“As more consumers shift to connected TV (CTV), broadcasters and advertisers can more easily address issues of ad frequency and ad volume, in ways that are not possible in a traditional TV environment,” Stempeck said.

The analyst said connected TV viewing affords advertisers the ability to work with an ad tech partner to understand who was exposed to an ad, even across devices, and can reduce ad frequency as a result. In addition, with CTV, advertisers can apply more data science to their advertising, making it more relevant to the consumer without compromising their privacy.

“This increases the value of the ads, which means lower ad volume, over time,” Stempeck said.

Research: More Than 52% of Broadband Households Report Watching Internet Video on a Connected TV

A majority (52%) of U.S. broadband households are watching online video on a TV that is connected to the internet, according to research from Parks Associates.

The study, 360 View: Digital Media and Connected Consumers, also finds that watching TV or movies at home is the most popular leisure activity among U.S. broadband households, with 55% selecting this among their top two favorite leisure activities.

“While the total number of hours consuming videos has declined, consumers are watching more internet video on the largest screen available,” said Billy Nayden, research analyst with Parks Associates, in a statement. “The number of hours consumers report watching video on a TV increased for the first time since 2014, with connected devices enabling internet video services on TV and shifting consumers away from PC and mobile viewing.
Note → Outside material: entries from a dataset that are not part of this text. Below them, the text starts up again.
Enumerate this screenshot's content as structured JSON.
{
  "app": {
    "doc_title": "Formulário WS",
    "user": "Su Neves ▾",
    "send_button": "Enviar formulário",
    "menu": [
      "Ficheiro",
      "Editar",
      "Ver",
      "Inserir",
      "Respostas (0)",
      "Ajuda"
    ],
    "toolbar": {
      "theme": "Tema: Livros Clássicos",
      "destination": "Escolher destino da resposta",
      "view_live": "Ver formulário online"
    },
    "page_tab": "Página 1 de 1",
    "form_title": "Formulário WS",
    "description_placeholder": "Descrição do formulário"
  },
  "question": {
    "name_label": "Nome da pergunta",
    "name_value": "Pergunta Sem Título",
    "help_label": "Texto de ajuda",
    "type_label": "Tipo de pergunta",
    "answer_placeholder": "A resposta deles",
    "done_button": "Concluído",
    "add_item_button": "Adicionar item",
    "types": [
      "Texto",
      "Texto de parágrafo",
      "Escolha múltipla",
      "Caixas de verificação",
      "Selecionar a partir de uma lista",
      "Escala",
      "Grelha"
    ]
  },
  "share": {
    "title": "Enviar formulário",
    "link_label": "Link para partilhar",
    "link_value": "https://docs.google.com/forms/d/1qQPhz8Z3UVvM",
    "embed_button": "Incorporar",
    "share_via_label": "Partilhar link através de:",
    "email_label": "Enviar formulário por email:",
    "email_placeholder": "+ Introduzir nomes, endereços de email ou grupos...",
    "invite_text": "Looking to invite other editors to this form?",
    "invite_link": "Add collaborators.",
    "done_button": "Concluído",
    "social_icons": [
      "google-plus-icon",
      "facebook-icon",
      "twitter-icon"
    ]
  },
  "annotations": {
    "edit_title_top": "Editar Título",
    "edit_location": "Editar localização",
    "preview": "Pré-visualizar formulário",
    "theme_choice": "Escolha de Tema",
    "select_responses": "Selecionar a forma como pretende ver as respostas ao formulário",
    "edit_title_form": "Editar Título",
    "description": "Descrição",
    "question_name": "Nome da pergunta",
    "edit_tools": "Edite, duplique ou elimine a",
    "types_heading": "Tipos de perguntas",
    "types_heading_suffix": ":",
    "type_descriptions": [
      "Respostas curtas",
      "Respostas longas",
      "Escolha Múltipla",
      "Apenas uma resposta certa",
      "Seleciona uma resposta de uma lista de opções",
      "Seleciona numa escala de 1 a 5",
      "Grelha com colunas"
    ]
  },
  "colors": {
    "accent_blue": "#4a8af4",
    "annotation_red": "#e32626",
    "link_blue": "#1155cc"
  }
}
As OTT competition becomes a battle for the living room, the challenge for device makers and content producers is finding the correct product mix to maximize both profit and utility.”

The study found subscriptions are the dominant business model for OTT services.

As more services emerge, many stakeholders fear an impending subscription overload in U.S. households, according to Parks.

“As consumers’ taste for OTT experimentation wanes, they will start to resist the push to add another monthly subscription to their households,” Nayden said in a statement. “Many providers are starting to lead with freemium and ad-based models, in anticipation of this pushback.”

Other findings were:

  • 19% of consumers subscribe to either Netflix, Hulu or Amazon Prime Video and another OTT service, compared to 13% in 2017;
  • Consumers watched 25.7 hours of video per week in 2018, down from 29.5 hours per week in 2016;
  • Local broadcast/channels and programs are the most enjoyed type of programming.

Amazon Eyeing Branded TVs

Move over, Roku. Amazon reportedly is looking to enter the smart TV market.

The e-commerce behemoth’s connected TVs would be similar to Roku’s line of Chinese-made televisions featuring a proprietary operating system, voice-activated remote and embedded apps for over-the-top video.

While nothing official has been announced, the Amazon TV is being tested by DTG, a British product testing services used by manufacturers to demonstrate conformance to a variety of U.K. broadcast standards, according to a report by The Telegraph.

The media outlet – citing multiple sources – said Amazon is pursuing branded TVs after attempts to bring the BBC and major U.K. pay-TV operators into the Amazon Channels ecosystem failed.

Amazon, of course, already markets myriad branded streaming media devices, including Fire TV, Fire TV Cube, Fire TV Stick and Fire TV with 4K Ultra HD, among others.

Roku launched its first branded TVs in 2014 with line of units manufactured by Chinese vendors such as TCL, Insignia, Hisense and Element, in addition to mainstream Japanese manufacturers such as Sharp, Hitachi, Philips, Sanyo and RCA.

The TVs – like the streaming media devices – offer myriad third-party apps such as Netflix, CBS All Access, HBO Now, PBS Kids, ESPN, Hulu, ABC TV, and Amazon Prime Video, in addition to an ad-supported Roku Channel, and easy access to over-the-air digital TV signals, cable, satellite and telecom connections.